Depression a reality across all professions
"Depression affects 300 million people globally. Every one in four women experiences it during one or the other phase in her life. As many as 15 per cent depression cases lead to suicides. And yet, 75 per cent cases of depression go untreated globally," says Dr Samir Parikh, Fortis Healthcare, New Delhi. Dr Parikh is of the view that it's not just artists who go through the clamour of emotions; they're just surrounded by more people, and thus end up bottling up feelings much longer than commoners, without realising it.
Distance from reality
It goes without saying that most successful celebrities live on a fame-and-money high. Their chance encounters with reality are few and far between. "Celebrities choose to surround themselves with people who say exactly the things that these celebs want to hear- that's what takes them away from the truth. Even in Deepika Padukone's case, it was ultimately her mother and sister who told her she's changing as a person, and not some friend from the entertainment industry," says psychologist Seema Taneja, a consultant counsellor with schools and corporate houses in Delhi NCR.
Kurt Cobain killed himself when he was just 27.
When one rises to fame, a baggage of presumption is also attached to their persona. This presumption, when coming from loved ones, is what hurts their self image in the long run. "While most celebs forget to keep in touch with their old friends once they taste fame, this phenomena also works the other way around. It's when friends mistake the celeb's constant unavailability for snobbishness that the friends take a step back, which again, leads to the said celebrity's isolation in the long run - add to that the people who're telling you only nice things about you, and you have a recipe for disaster," adds Seema Taneja.
It's this lethal combination of a rose-tinted world and the mattress of drugs that pushes most of them to a point where they can't recognise the face in the mirror, and hence the final step. What we cannot forget, however, is that depression - much like putting on weight - is a very slow, gradual process. You do not wake up feeling depressed one fine morning.

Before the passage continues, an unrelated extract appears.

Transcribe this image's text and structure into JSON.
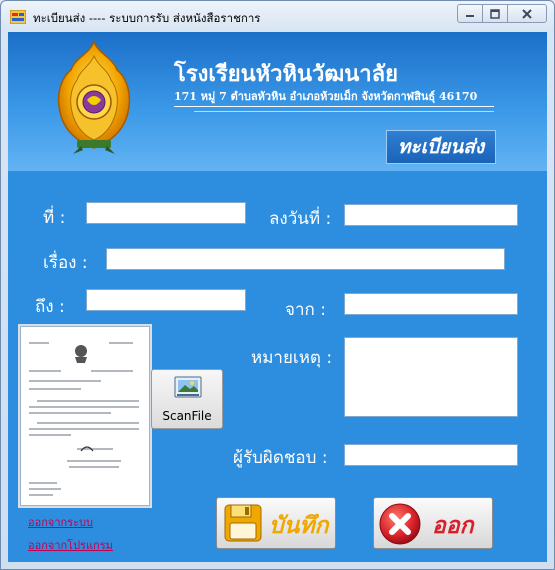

The key lies in the identification of that darkness that's growing inside you, whether it's by you or by a loved one. The first step is the hardest; sometimes even harder than reaching out for help.